Work to be completed
Please tally the lines in the data below that include the string "this", and reply with only the total.

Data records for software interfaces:
*** Begin section ***

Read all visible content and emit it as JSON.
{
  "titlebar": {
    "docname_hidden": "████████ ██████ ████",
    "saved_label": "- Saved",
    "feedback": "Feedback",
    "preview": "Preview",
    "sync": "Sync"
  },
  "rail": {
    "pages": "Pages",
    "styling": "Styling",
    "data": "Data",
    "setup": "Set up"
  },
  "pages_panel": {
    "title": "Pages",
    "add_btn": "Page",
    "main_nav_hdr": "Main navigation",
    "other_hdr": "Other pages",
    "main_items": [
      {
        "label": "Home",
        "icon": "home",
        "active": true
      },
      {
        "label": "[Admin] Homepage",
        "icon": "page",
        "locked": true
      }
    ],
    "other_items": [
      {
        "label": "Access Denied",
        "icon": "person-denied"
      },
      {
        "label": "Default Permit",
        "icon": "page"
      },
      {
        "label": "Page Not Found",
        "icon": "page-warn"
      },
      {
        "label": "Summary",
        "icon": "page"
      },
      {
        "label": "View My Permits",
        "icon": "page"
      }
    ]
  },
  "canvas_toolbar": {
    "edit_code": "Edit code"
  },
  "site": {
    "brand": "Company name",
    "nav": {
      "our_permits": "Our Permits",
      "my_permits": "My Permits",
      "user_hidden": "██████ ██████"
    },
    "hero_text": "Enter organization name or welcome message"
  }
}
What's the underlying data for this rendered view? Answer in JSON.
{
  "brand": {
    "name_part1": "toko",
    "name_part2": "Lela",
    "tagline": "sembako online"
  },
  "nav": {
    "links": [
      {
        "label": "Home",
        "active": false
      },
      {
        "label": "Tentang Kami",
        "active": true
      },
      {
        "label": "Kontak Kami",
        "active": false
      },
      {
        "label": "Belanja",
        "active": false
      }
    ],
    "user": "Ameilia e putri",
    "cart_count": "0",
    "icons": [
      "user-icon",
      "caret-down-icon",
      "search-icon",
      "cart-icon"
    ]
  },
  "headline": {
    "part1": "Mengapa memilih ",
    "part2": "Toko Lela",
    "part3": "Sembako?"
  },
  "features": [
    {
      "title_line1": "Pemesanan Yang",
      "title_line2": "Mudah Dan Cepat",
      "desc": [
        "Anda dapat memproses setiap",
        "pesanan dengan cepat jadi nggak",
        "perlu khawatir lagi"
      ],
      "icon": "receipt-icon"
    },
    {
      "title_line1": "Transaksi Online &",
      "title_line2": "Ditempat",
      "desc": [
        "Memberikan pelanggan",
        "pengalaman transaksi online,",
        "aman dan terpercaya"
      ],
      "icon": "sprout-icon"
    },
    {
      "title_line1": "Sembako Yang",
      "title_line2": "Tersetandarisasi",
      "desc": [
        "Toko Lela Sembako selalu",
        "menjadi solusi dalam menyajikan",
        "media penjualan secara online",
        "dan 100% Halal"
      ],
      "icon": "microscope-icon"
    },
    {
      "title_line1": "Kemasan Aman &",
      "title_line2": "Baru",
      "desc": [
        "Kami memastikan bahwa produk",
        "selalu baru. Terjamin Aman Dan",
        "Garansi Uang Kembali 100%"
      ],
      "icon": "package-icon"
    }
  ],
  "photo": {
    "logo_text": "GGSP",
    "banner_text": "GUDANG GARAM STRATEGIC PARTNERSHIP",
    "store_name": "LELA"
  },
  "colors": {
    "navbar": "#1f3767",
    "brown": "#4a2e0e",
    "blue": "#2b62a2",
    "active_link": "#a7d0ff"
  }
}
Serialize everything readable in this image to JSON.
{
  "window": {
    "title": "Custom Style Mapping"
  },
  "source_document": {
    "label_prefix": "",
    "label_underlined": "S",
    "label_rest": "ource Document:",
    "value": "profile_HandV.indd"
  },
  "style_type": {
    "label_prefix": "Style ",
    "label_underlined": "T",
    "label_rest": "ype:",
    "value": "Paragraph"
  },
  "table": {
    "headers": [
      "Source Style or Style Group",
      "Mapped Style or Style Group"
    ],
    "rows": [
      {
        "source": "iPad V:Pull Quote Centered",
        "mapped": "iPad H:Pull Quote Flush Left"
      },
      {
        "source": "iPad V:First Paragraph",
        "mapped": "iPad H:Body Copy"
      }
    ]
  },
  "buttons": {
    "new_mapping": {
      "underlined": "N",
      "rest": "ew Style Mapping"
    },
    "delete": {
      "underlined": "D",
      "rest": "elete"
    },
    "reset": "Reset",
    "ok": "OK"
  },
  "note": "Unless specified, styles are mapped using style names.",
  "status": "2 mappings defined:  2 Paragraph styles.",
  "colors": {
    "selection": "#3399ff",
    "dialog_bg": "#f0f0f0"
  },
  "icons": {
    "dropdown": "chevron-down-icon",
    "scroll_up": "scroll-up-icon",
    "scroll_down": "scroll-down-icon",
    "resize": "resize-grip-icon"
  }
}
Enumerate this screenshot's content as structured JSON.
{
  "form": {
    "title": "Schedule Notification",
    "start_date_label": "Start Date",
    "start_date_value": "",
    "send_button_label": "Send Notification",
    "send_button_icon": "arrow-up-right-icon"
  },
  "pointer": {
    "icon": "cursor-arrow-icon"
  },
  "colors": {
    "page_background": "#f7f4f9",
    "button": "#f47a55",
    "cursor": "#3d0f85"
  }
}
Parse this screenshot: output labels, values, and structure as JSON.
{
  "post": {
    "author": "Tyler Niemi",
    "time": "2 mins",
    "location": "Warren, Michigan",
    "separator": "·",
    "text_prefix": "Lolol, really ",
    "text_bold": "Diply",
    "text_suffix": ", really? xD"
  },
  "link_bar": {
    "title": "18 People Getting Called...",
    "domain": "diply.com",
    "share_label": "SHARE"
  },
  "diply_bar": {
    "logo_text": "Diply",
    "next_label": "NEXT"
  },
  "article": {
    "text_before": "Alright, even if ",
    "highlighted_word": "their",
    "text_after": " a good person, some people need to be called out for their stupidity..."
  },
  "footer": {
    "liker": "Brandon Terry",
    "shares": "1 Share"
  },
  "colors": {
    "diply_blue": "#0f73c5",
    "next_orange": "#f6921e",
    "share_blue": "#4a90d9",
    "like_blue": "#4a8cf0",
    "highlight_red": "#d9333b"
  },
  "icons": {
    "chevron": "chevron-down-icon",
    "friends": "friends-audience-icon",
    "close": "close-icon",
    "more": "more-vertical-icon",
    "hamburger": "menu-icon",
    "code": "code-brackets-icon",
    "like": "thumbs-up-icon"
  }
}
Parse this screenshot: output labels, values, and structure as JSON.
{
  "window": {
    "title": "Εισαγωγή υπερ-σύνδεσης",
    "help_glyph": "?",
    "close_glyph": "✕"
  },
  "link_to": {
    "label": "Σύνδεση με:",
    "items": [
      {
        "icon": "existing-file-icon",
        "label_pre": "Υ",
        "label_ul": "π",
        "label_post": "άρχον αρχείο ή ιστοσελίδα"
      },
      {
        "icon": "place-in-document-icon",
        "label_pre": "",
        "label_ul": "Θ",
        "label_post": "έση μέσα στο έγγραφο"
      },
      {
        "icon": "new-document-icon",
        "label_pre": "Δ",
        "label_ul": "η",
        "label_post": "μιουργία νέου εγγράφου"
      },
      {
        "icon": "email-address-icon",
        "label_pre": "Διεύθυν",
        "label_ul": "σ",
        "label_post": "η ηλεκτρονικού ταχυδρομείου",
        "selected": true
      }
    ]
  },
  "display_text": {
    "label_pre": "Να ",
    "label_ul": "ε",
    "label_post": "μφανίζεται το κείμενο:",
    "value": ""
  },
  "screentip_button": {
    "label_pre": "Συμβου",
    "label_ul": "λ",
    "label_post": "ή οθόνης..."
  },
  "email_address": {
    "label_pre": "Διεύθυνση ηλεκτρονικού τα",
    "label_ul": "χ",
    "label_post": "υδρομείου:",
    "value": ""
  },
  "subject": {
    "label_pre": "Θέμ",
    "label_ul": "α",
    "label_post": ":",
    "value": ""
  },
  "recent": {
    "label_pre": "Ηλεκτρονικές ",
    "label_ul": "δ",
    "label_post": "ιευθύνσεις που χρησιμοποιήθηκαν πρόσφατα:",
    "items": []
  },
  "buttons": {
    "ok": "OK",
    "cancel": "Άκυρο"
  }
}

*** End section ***

Response
5